> **Exercise requirements**
Which lines in the data below contain the word "September"? Copy each of them.

Website and app data records:
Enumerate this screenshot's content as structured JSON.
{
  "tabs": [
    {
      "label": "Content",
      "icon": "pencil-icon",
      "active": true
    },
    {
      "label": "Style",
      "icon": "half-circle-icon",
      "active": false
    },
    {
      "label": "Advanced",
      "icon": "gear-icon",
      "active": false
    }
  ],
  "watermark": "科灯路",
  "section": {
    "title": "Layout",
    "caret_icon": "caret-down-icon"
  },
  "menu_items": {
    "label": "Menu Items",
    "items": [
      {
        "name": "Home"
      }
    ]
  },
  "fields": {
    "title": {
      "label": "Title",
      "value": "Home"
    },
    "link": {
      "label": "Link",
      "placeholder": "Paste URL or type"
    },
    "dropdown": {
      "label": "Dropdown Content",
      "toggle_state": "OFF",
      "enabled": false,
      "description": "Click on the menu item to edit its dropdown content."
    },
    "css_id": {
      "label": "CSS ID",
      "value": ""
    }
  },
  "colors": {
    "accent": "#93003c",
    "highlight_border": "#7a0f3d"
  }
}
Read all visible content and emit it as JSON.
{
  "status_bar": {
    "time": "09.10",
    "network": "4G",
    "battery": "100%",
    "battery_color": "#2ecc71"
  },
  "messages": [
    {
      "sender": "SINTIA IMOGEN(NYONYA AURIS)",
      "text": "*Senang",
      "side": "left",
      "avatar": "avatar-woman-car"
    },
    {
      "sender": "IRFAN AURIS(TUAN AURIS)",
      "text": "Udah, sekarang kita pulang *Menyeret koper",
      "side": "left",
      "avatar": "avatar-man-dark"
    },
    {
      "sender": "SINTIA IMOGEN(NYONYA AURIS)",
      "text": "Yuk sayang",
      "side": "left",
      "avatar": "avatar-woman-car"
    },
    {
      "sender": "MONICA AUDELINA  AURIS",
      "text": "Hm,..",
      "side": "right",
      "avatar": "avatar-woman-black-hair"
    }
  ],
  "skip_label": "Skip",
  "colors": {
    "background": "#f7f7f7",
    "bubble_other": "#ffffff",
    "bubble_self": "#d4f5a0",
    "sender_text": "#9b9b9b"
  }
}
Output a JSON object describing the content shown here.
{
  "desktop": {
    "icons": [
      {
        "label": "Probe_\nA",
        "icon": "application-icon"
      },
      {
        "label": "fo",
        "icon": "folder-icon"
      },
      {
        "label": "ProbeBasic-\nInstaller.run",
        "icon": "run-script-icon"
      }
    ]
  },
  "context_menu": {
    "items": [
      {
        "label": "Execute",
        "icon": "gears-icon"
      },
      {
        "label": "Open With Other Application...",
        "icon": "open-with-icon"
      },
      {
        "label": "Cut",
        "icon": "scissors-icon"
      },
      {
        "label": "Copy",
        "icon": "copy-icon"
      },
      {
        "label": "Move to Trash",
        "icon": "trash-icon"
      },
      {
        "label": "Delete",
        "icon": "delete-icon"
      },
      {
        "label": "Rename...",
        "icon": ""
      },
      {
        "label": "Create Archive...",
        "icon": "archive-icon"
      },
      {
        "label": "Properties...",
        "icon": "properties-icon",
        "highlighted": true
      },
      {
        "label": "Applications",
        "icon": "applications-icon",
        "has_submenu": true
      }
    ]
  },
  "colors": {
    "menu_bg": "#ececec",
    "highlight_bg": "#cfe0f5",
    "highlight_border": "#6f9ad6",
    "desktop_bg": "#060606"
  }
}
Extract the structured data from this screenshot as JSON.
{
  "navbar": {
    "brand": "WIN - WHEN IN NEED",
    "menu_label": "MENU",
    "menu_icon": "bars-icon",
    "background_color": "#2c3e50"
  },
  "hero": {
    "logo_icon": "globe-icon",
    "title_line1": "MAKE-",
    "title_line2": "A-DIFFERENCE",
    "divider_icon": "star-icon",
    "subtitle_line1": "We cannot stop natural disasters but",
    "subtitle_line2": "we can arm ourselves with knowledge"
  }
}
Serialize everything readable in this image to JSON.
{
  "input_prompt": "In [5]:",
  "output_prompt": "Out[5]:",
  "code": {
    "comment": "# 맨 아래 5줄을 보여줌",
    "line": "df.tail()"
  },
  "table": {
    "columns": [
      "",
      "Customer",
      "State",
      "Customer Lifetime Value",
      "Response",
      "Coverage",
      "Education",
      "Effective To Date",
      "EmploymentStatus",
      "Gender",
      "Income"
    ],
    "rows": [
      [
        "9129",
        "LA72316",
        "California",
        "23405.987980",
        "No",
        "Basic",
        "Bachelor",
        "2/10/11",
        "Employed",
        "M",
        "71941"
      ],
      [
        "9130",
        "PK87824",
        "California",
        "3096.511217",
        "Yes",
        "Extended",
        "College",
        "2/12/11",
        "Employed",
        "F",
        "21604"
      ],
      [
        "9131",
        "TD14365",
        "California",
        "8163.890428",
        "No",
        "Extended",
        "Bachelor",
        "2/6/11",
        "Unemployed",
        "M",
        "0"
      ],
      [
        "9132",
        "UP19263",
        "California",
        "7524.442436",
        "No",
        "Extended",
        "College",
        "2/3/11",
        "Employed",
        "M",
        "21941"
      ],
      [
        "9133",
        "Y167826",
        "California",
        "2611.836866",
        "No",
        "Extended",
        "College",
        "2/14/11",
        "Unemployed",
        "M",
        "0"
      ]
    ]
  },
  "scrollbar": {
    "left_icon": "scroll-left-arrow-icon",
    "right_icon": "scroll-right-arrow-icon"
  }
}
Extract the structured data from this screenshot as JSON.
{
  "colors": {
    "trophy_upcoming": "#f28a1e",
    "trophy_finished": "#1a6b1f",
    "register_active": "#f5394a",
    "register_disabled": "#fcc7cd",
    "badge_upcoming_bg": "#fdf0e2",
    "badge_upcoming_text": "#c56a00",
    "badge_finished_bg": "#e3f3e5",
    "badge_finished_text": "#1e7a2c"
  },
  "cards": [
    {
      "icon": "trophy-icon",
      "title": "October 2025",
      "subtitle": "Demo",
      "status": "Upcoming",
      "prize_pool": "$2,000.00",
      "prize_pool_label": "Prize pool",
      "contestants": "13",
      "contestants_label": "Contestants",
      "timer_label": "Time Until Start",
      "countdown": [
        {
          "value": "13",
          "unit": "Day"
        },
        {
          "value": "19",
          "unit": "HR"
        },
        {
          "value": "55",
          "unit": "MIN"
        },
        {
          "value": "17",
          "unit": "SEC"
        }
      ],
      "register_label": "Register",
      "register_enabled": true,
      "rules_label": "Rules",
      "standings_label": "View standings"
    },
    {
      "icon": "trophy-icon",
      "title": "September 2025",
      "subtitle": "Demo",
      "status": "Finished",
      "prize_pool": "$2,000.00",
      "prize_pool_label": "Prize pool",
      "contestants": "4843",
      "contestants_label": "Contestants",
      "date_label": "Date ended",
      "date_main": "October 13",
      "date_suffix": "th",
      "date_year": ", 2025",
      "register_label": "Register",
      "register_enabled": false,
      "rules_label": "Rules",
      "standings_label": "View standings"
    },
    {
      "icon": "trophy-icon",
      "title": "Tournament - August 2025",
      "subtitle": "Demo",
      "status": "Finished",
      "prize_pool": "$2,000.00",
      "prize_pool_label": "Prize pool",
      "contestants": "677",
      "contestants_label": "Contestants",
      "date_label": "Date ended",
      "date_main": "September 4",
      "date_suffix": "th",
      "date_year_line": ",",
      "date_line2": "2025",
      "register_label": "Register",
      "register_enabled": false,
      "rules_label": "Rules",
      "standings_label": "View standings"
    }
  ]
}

> **Response box**
      "title": "September 2025",
      "date_main": "September 4",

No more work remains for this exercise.